* **Requirement**:
I'd like every entry returned exactly as it is, with the images left out.

* **Records for processing**:
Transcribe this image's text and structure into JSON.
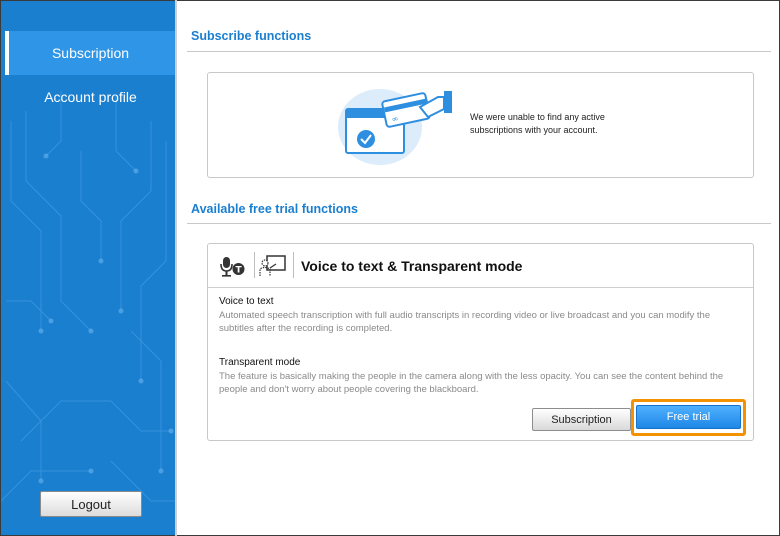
{
  "sidebar": {
    "items": [
      {
        "label": "Subscription",
        "active": true
      },
      {
        "label": "Account profile",
        "active": false
      }
    ],
    "logout_label": "Logout"
  },
  "subscribe": {
    "title": "Subscribe functions",
    "message": "We were unable to find any active subscriptions with your account."
  },
  "trial": {
    "title": "Available free trial functions",
    "card_title": "Voice to text & Transparent mode",
    "features": [
      {
        "name": "Voice to text",
        "description": "Automated speech transcription with full audio transcripts in recording video or live broadcast and you can modify the subtitles after the recording is completed."
      },
      {
        "name": "Transparent mode",
        "description": "The feature is basically making the people in the camera along with the less opacity. You can see the content behind the people and don't worry about people covering the blackboard."
      }
    ],
    "subscription_button": "Subscription",
    "free_trial_button": "Free trial",
    "header_icons": [
      "microphone-text-icon",
      "transparent-presenter-icon"
    ]
  },
  "colors": {
    "sidebar_bg": "#1b7fd0",
    "accent": "#1b7fd0",
    "highlight": "#f39200"
  }
}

* **Completed task**:
Transcribe this image's text and structure into JSON.
{
  "sidebar": {
    "items": [
      {
        "label": "Subscription",
        "active": true
      },
      {
        "label": "Account profile",
        "active": false
      }
    ],
    "logout_label": "Logout"
  },
  "subscribe": {
    "title": "Subscribe functions",
    "message": "We were unable to find any active subscriptions with your account."
  },
  "trial": {
    "title": "Available free trial functions",
    "card_title": "Voice to text & Transparent mode",
    "features": [
      {
        "name": "Voice to text",
        "description": "Automated speech transcription with full audio transcripts in recording video or live broadcast and you can modify the subtitles after the recording is completed."
      },
      {
        "name": "Transparent mode",
        "description": "The feature is basically making the people in the camera along with the less opacity. You can see the content behind the people and don't worry about people covering the blackboard."
      }
    ],
    "subscription_button": "Subscription",
    "free_trial_button": "Free trial",
    "header_icons": [
      "microphone-text-icon",
      "transparent-presenter-icon"
    ]
  },
  "colors": {
    "sidebar_bg": "#1b7fd0",
    "accent": "#1b7fd0",
    "highlight": "#f39200"
  }
}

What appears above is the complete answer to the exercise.